counterparts Monday while visiting Laos to attend the Asia-Europe Meeting
(ASEM), discussing ways to further cooperation on nuclear and renewable
Kim met with his Finnish counterpart Jyrki Katainen to explore
ways to boost cooperation in atomic power after the two nations signed a
preliminary deal in May in Finland to expand cooperation in the nuclear energy
field and to ensure peaceful use of atomic energy.
"I expect a
preliminary atomic cooperation agreement between the two countries to be
officially signed and take effect in the near future," Kim said during the
meeting held on the sidelines of ASEM, which kicked off Monday in the Laos
capital for a two-day run.
South Korean Prime Minister Kim Hwang-sik (R) talks to his Finnish counterpart Jyrki Katainen Monday (L) in a meeting aimed at boosting cooperation in atomic power, held on the sidelines of ASEM held in Vientiane, Laos on Nov. 5, 2012. (Yonhap)
The agreement is expected to help South Korean businesses gain easier access to the Finnish atomic power industry, which is technologically advanced in terms of nuclear waste disposal and nuclear safety, according to Seoul officials.
Finland currently has four nuclear power plants in operation, with one under construction and two more planned for the future. South Korea's state-run Korea Hydro & Nuclear Power is currently bidding for a contract to build a sixth reactor.
If signed, the nuclear energy accord with Finland will become South Korea's 28th, following similar agreements with the United States, Canada, Australia, and other nations.
South Korean Prime Minister Kim Hwang-sik (R) shakes hands with his Bulgarian President Rosen Asenov Plevneliev ahead of their bilateral talks in Laos on Nov. 5, 2012. (Yonhap)

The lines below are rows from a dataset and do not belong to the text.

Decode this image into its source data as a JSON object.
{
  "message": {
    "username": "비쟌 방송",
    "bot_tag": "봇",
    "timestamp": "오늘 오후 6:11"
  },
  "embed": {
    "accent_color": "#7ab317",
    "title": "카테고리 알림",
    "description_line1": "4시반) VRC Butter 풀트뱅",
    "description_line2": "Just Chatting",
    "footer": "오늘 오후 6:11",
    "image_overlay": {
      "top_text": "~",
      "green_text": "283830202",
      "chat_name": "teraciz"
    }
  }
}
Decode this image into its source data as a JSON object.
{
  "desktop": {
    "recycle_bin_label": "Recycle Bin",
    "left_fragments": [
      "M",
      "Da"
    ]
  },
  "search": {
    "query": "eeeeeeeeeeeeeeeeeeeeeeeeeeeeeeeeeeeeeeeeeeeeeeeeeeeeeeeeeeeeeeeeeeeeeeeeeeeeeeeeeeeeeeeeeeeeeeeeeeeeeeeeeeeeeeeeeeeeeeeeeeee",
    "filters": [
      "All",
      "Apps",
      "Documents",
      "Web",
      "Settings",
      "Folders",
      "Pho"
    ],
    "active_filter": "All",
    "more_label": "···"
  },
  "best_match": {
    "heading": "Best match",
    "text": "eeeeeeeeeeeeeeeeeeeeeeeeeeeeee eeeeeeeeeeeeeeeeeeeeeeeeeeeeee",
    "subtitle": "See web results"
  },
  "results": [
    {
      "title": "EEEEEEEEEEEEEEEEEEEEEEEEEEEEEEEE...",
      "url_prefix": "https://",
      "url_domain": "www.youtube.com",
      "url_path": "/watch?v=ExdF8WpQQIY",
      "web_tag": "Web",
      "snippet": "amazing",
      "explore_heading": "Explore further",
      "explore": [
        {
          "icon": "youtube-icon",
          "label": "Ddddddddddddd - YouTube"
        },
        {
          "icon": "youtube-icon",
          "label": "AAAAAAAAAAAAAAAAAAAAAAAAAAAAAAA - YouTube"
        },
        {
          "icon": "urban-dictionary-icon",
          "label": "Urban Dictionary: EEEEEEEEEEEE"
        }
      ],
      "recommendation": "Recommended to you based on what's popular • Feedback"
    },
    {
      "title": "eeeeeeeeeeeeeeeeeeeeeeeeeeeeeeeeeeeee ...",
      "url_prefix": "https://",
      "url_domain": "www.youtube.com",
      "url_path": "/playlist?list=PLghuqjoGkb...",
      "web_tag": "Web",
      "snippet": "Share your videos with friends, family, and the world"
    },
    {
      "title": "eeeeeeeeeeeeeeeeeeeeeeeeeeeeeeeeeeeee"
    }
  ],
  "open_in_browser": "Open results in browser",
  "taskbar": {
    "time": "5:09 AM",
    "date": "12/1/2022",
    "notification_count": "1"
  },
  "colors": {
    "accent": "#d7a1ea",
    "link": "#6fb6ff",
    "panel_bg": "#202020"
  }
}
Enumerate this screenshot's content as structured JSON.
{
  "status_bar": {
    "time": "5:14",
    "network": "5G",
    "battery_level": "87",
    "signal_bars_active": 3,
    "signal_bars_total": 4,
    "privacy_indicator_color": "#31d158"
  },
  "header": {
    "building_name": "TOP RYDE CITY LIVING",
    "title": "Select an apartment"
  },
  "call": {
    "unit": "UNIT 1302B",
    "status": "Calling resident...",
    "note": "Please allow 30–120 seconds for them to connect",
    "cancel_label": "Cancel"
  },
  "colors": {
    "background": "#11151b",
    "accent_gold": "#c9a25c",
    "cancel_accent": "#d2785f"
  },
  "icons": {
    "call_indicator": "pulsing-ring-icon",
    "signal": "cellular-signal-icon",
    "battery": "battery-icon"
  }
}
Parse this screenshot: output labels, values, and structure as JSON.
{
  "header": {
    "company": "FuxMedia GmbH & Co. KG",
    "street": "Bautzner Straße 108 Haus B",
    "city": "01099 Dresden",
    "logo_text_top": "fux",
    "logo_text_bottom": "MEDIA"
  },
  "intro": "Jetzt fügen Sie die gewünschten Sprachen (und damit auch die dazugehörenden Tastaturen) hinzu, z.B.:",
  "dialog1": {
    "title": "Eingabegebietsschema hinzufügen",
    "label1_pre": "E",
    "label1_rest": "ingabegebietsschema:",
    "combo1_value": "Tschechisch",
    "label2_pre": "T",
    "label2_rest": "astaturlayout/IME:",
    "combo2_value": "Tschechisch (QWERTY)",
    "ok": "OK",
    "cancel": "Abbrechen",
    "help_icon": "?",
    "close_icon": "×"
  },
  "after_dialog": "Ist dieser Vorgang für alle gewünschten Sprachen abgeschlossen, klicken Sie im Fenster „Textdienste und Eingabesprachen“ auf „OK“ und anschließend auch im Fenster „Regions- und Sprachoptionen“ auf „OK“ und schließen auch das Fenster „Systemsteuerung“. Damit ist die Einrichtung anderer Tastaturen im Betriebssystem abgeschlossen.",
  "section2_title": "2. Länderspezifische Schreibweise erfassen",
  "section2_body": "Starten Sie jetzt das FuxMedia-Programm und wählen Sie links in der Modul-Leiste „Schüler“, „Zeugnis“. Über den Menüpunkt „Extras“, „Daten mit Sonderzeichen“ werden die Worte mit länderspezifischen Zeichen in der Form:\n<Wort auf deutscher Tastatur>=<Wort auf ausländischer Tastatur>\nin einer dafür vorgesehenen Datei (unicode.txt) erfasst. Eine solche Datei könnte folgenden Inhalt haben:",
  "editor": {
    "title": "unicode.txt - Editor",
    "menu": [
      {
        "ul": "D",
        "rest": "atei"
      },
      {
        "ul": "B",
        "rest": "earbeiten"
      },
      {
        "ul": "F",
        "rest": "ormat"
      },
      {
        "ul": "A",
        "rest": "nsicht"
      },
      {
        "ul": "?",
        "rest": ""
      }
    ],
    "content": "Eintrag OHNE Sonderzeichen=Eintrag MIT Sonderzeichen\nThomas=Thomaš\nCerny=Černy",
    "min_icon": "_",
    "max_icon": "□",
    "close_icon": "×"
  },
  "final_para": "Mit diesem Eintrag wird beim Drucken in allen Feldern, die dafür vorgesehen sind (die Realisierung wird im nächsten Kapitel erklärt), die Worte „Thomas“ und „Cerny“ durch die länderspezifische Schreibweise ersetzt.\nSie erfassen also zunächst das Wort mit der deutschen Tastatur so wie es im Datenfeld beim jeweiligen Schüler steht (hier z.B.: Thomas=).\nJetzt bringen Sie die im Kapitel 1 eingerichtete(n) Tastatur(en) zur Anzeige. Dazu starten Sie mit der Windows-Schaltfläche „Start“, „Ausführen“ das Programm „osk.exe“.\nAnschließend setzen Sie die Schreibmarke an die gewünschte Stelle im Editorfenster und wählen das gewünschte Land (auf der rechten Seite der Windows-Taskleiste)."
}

Kim then sat down for talks with Bulgarian President Rosen Asenov Plevneliev, during which both sides agreed to strengthen cooperation in developing new renewable energy sources including solar-light power generation, his office said.
During talks with Polish Prime Minister Donald Franciszek Tusk, the two sides agreed to cooperate in the construction of nuclear power plants and infrastructure, according to the office.
Kim also asked for the Polish government's support for some 140 South Korean companies operating in the European country, the office added.
Speaking during the ASEM's first session held earlier in the day, Kim presented South Korea's achievements in its environment-friendly growth drive, including the official launch of the Global Green Growth Institute (GGGI) as an international organization, and winning the right to host the secretariat of the Green Climate Fund (GCF) in the western city of Songdo last month.
"The South Korean government will strive to support the GCF Secretariat and the GGGI so that they help developing countries' efforts to cut greenhouse gas emissions and to better adjust to climate change," Kim said.
Vowing to continue Seoul's role as a bridge between developed and developing countries for the world's environment-friendly growth, he also expressed hope for green growth to serve "as a new paradigm for economic development in Asia and Europe," according to his office.